**DATA FOR THIS EXERCISE:**
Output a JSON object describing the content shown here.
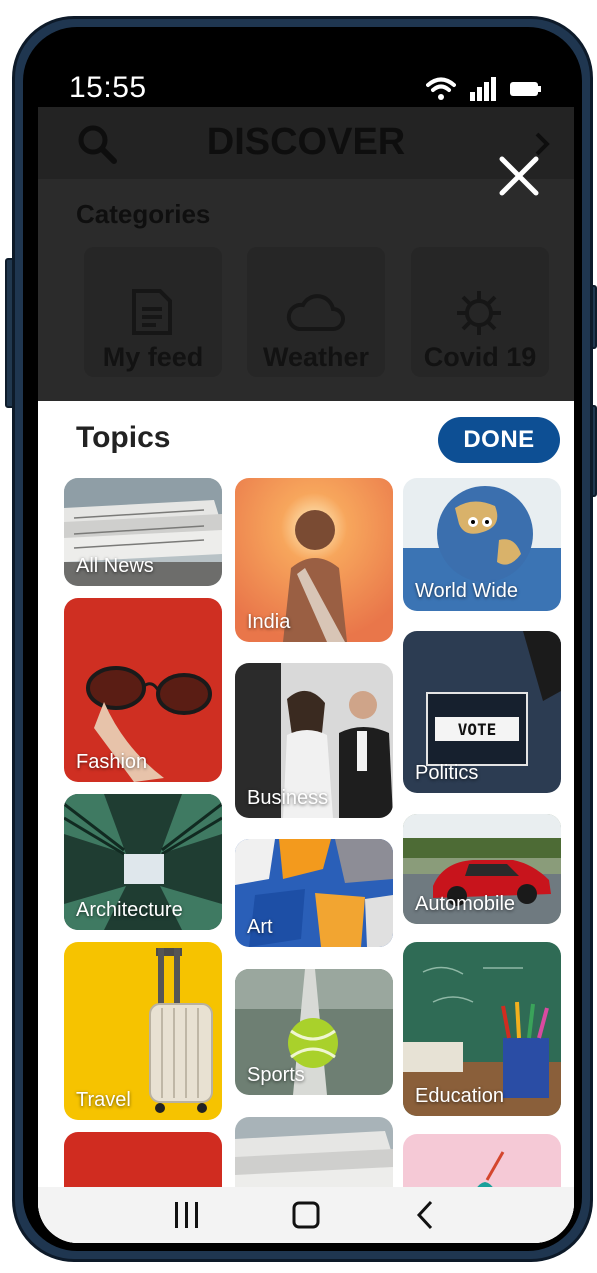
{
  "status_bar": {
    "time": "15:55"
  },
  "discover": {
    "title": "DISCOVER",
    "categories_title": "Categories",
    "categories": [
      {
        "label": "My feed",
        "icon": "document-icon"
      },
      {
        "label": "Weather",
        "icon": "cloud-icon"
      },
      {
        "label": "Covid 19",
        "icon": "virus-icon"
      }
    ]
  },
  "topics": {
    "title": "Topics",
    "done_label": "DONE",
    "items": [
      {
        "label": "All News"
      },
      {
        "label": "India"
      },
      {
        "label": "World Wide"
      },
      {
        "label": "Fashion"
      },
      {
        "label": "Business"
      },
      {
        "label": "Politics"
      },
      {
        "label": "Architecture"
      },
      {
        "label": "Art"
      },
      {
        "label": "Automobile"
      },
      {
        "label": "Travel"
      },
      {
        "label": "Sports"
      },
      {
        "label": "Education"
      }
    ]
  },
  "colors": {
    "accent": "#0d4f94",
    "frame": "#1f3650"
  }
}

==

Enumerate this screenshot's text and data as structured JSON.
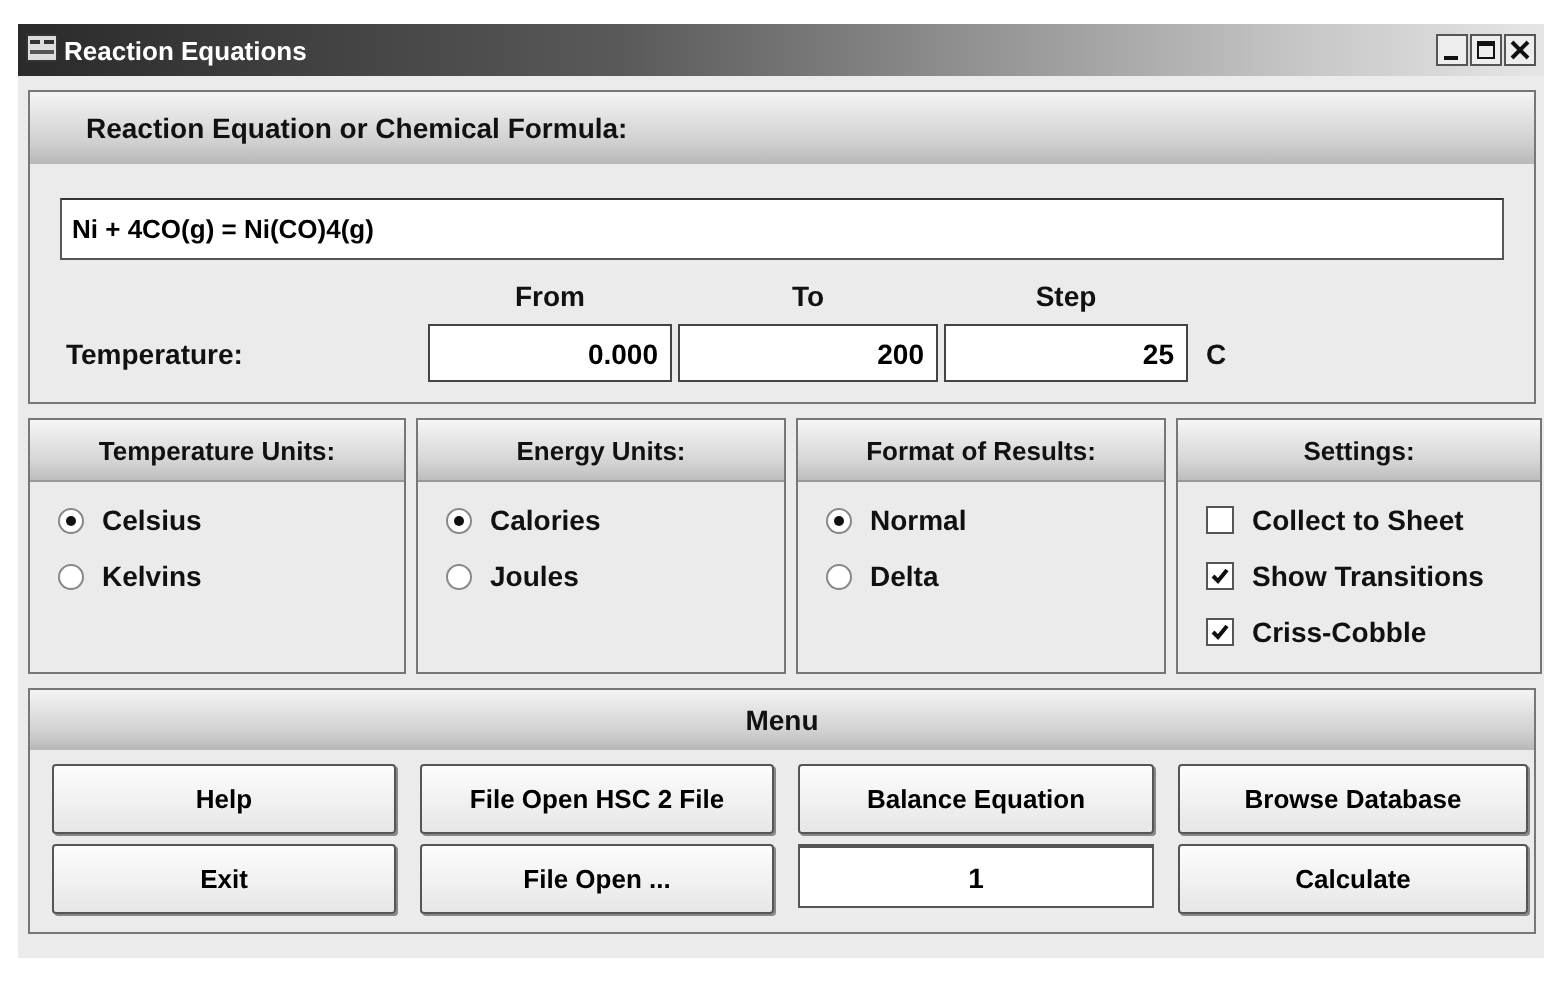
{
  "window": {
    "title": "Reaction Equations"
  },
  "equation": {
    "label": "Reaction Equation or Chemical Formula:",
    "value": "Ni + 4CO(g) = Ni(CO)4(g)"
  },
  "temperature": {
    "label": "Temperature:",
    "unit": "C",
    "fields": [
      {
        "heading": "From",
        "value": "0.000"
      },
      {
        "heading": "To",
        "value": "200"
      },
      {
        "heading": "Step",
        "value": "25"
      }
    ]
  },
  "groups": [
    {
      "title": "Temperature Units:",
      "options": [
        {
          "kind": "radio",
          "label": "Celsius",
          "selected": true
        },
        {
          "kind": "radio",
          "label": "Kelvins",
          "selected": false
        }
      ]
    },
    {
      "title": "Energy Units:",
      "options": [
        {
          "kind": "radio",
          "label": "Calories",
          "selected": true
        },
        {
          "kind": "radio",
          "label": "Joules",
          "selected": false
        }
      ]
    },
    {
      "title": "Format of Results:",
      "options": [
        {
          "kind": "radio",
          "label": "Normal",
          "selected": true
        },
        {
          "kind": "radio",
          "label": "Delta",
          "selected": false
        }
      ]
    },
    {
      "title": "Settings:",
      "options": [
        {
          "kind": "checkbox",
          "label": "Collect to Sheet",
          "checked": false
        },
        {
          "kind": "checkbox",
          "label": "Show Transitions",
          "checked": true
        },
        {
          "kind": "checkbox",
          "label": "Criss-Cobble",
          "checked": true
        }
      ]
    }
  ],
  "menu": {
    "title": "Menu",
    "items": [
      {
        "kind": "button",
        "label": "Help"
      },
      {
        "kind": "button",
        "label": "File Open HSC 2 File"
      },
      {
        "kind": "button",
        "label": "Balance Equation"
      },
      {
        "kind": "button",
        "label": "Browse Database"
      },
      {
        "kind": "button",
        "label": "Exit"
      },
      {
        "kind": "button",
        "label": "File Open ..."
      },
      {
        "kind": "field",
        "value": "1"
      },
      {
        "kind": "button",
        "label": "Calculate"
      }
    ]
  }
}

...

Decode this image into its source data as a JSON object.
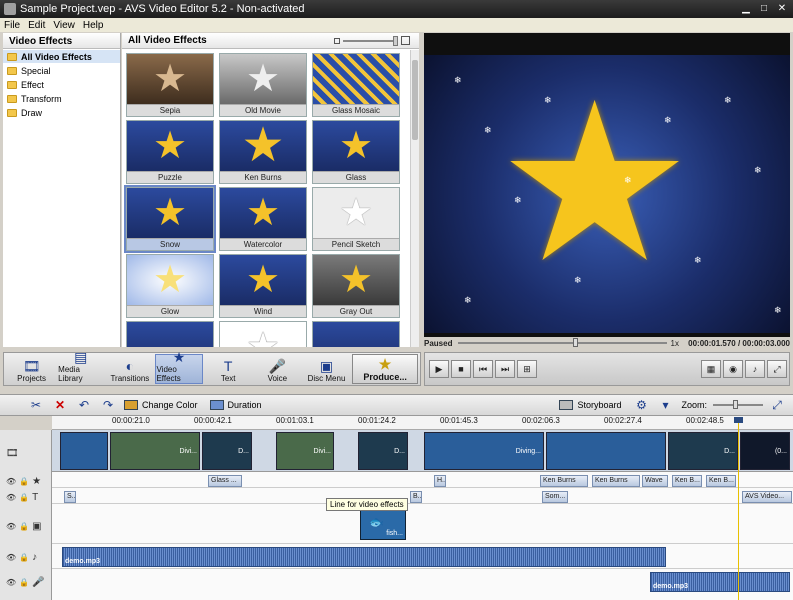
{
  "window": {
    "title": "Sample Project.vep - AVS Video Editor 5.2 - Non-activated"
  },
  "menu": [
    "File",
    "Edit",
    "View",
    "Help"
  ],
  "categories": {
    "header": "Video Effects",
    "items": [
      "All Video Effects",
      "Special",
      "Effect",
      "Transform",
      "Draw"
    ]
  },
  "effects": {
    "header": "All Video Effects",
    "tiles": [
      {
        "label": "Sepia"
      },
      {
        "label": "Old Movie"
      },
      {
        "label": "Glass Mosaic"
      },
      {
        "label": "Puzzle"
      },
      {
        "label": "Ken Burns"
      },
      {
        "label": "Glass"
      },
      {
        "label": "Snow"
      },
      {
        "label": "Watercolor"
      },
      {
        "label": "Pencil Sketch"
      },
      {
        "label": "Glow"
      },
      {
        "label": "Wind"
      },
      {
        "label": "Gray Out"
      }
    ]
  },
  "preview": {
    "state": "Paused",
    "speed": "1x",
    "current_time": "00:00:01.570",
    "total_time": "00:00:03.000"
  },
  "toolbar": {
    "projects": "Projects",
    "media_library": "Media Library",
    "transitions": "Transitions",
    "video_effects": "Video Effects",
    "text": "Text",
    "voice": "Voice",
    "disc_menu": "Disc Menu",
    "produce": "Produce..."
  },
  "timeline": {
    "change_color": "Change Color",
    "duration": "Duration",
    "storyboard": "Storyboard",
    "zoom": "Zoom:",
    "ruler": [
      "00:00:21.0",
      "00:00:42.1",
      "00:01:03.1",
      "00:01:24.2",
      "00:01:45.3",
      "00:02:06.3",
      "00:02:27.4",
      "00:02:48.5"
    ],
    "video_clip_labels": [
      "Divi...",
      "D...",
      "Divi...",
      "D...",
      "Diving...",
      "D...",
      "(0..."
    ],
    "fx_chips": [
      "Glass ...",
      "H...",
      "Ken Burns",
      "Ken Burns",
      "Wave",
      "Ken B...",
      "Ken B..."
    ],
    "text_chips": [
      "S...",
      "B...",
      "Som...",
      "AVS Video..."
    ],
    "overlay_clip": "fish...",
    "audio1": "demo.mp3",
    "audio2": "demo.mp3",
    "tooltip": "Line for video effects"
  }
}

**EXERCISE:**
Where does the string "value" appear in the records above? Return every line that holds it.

**TASK RESULT:**
    "value": "Ni + 4CO(g) = Ni(CO)4(g)"
        "value": "0.000"
        "value": "200"
        "value": "25"
        "value": "1"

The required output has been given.